Content-based image similarity search — determining the images in a database visually similar to a search image on the basis of pixel data alone — is a hot topic. Applications are numerous. Just recently, amazon.com has introduced a visual product similarity search for some products, and google has introduced a search-by-image feature.

In addition to hands-on applications, there is a lot of research on the topic. The abilities of university maintained image search engines grow constantly. Unfortunately, implementing current techniques requires a bunch of specialist knowledge and some mathematical sophistication. Fortunately, however, there are effective simple techniques for which there exist open source libraries.

One such library for JAVA is the LIRE API. In this short article, I demonstrate how to implement a basic linear content-based visual image similarity search using this library. Weiterlesen
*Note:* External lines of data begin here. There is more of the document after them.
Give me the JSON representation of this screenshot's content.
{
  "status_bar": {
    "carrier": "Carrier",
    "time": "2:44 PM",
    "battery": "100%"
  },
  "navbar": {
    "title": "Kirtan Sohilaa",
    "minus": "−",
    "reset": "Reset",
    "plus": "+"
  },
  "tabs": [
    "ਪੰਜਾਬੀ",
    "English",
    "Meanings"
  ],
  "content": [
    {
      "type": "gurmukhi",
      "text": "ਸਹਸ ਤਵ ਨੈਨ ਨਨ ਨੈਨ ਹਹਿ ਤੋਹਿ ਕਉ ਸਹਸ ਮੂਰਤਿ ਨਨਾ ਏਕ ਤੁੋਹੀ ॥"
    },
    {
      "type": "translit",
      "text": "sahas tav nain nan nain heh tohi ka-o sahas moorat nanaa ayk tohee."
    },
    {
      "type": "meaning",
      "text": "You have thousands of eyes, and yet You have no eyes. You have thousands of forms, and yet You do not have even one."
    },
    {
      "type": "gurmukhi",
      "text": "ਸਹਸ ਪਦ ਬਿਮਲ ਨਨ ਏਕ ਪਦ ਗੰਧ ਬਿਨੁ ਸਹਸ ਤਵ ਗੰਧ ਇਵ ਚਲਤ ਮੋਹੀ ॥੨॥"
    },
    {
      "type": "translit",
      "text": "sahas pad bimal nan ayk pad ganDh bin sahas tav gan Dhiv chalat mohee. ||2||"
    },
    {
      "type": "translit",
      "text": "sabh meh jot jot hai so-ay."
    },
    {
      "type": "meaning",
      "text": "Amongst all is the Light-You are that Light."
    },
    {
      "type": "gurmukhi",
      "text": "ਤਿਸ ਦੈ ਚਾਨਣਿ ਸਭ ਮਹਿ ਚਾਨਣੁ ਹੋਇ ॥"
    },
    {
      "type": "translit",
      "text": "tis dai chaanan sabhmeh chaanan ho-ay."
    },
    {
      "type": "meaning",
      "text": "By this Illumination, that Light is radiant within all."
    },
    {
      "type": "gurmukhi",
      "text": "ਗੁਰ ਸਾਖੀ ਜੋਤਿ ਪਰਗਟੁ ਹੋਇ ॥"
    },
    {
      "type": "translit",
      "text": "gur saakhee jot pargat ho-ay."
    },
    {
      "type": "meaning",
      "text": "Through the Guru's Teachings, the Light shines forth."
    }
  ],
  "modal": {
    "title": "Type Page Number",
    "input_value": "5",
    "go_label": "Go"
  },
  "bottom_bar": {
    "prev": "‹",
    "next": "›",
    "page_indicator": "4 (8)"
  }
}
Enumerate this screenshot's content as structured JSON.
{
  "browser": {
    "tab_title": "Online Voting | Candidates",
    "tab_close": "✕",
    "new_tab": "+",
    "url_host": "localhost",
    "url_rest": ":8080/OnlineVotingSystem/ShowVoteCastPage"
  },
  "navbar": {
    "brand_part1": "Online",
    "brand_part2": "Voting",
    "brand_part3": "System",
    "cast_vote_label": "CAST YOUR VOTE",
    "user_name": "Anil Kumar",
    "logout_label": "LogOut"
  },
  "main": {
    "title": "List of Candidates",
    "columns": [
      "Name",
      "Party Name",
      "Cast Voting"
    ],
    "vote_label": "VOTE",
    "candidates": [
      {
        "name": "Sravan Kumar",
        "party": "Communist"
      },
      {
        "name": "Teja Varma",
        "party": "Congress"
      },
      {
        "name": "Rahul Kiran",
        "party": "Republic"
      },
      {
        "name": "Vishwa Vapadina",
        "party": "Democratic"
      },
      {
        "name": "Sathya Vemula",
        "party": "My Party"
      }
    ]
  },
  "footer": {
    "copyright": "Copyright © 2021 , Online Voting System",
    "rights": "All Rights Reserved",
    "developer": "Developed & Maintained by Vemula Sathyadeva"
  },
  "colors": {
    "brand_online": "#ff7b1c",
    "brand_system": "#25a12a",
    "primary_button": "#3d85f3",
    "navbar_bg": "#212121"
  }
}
Development environment for Magento, OXID and Shopware

Developers in smaller and larger e-commerce agencies/shops are often faced with different development environments. Customers who want to evaluate e-commerce platforms like Magento, OXID or Shopware have to handle everything from downloading the packages, their LAMP stack and installing it on-the-go. Of course, you might have your own virtual machine, but for a quick shot you have to create another virtual host etc.
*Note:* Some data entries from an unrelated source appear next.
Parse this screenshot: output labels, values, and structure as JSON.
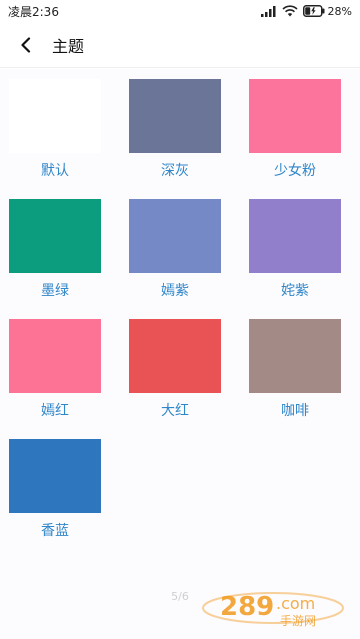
{
  "status_bar": {
    "time": "凌晨2:36",
    "battery": "28%"
  },
  "header": {
    "title": "主题"
  },
  "themes": [
    {
      "label": "默认",
      "color": "#ffffff"
    },
    {
      "label": "深灰",
      "color": "#6a7597"
    },
    {
      "label": "少女粉",
      "color": "#fc739b"
    },
    {
      "label": "墨绿",
      "color": "#0c9d7e"
    },
    {
      "label": "嫣紫",
      "color": "#7489c6"
    },
    {
      "label": "姹紫",
      "color": "#917fcc"
    },
    {
      "label": "嫣红",
      "color": "#fc7396"
    },
    {
      "label": "大红",
      "color": "#e95355"
    },
    {
      "label": "咖啡",
      "color": "#a38a86"
    },
    {
      "label": "香蓝",
      "color": "#2e77bf"
    }
  ],
  "pager": {
    "text": "5/6"
  },
  "watermark": {
    "text_main": "289.com",
    "text_sub": "手游网",
    "color": "#f19a1e"
  }
}
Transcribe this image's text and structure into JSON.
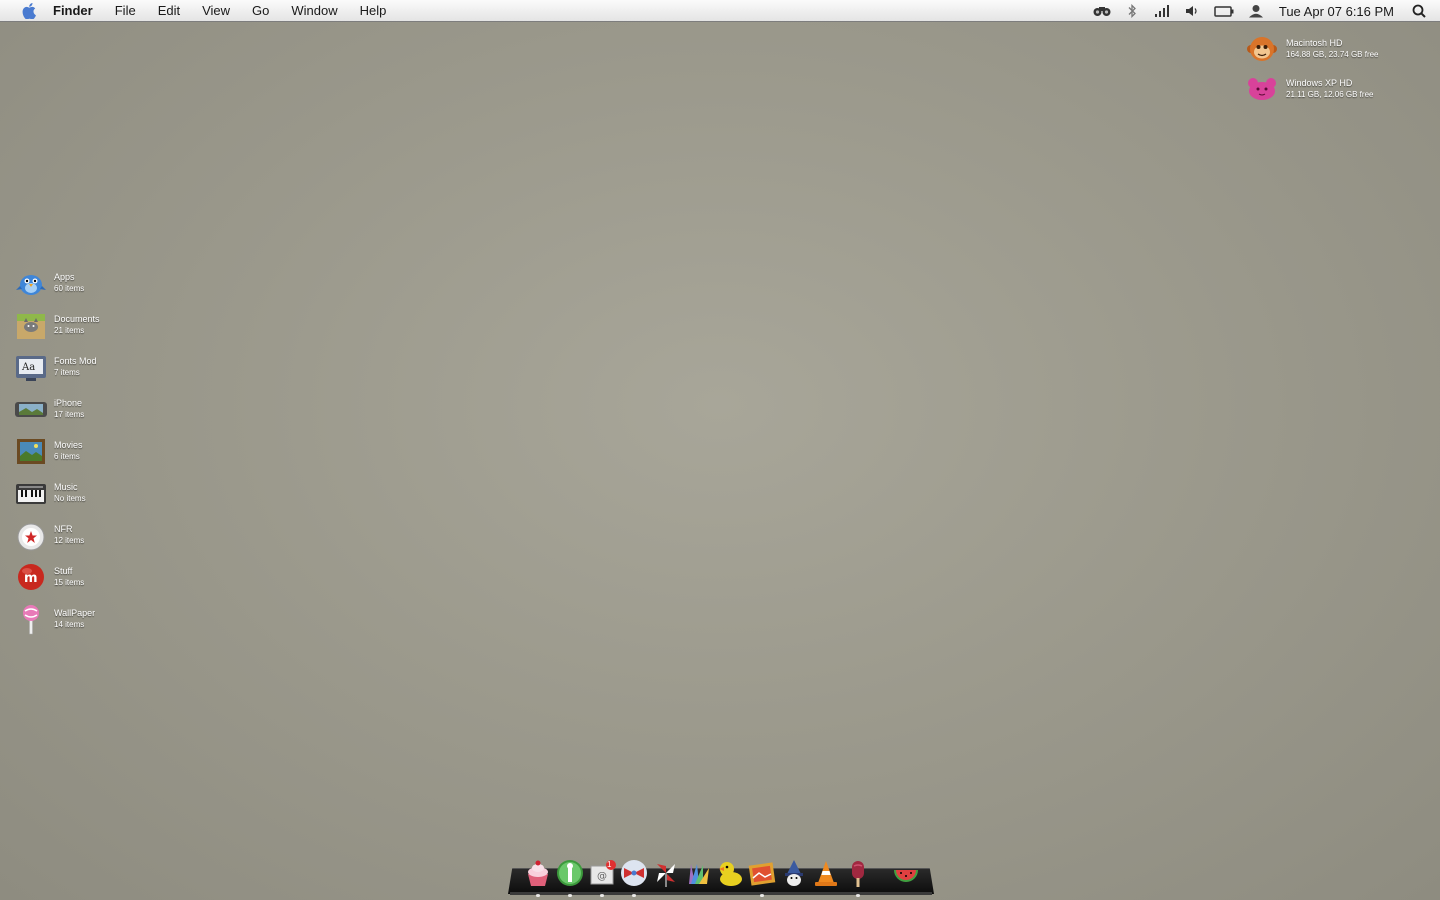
{
  "menubar": {
    "apple_icon": "apple-icon",
    "app_name": "Finder",
    "menus": [
      "File",
      "Edit",
      "View",
      "Go",
      "Window",
      "Help"
    ],
    "status_icons": [
      "binoculars-icon",
      "bluetooth-icon",
      "signal-bars-icon",
      "volume-icon",
      "battery-icon",
      "user-icon"
    ],
    "clock": "Tue Apr 07 6:16 PM",
    "spotlight_icon": "spotlight-search-icon"
  },
  "drives": [
    {
      "name": "Macintosh HD",
      "info": "164.88 GB, 23.74 GB free",
      "icon": "monkey-drive-icon",
      "color": "#d9742a"
    },
    {
      "name": "Windows XP HD",
      "info": "21.11 GB, 12.06 GB free",
      "icon": "pink-creature-drive-icon",
      "color": "#d8429a"
    }
  ],
  "folders": [
    {
      "name": "Apps",
      "info": "60 items",
      "icon": "blue-bird-icon",
      "color": "#3f86d8"
    },
    {
      "name": "Documents",
      "info": "21 items",
      "icon": "cat-box-icon",
      "color": "#9aa04a"
    },
    {
      "name": "Fonts Mod",
      "info": "7 items",
      "icon": "fonts-display-icon",
      "color": "#5a6a88"
    },
    {
      "name": "iPhone",
      "info": "17 items",
      "icon": "iphone-icon",
      "color": "#4a4a4a"
    },
    {
      "name": "Movies",
      "info": "6 items",
      "icon": "movie-frame-icon",
      "color": "#6b4a22"
    },
    {
      "name": "Music",
      "info": "No items",
      "icon": "keyboard-music-icon",
      "color": "#dcdcdc"
    },
    {
      "name": "NFR",
      "info": "12 items",
      "icon": "nfr-badge-icon",
      "color": "#e8e8e8"
    },
    {
      "name": "Stuff",
      "info": "15 items",
      "icon": "m-ball-icon",
      "color": "#c8281e"
    },
    {
      "name": "WallPaper",
      "info": "14 items",
      "icon": "lollipop-icon",
      "color": "#e87ab8"
    }
  ],
  "dock": {
    "items": [
      {
        "icon": "cupcake-icon",
        "color": "#e0607a"
      },
      {
        "icon": "green-globe-icon",
        "color": "#3c9a3c"
      },
      {
        "icon": "mail-stamp-icon",
        "color": "#e8e8e8",
        "badge": "1"
      },
      {
        "icon": "bowtie-icon",
        "color": "#4a7ad0"
      },
      {
        "icon": "pinwheel-icon",
        "color": "#d03030"
      },
      {
        "icon": "color-fan-icon",
        "color": "#a070c0"
      },
      {
        "icon": "duck-icon",
        "color": "#e8d020"
      },
      {
        "icon": "photo-film-icon",
        "color": "#e0a030"
      },
      {
        "icon": "wizard-icon",
        "color": "#3a5aa0"
      },
      {
        "icon": "traffic-cone-icon",
        "color": "#f08a20"
      },
      {
        "icon": "popsicle-icon",
        "color": "#a02840"
      },
      {
        "icon": "watermelon-icon",
        "color": "#40a040"
      }
    ]
  }
}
But there’s a solution for that: a vagrant/puppet based development environment for Magento, OXID and Shopware. It consists of a Vagrant build and uses standard puppet recipes for Apache, PHP etc, as well as own (open source) recipes for Magento, OXID and Shopware and installs the appropriate shop system in a box together with a lot of PHP tools.

All you have to do is clone the commerce-dev-environment repository from GitHub and vagrant up :-)

Feature enhancements and Pull Requests are welcome.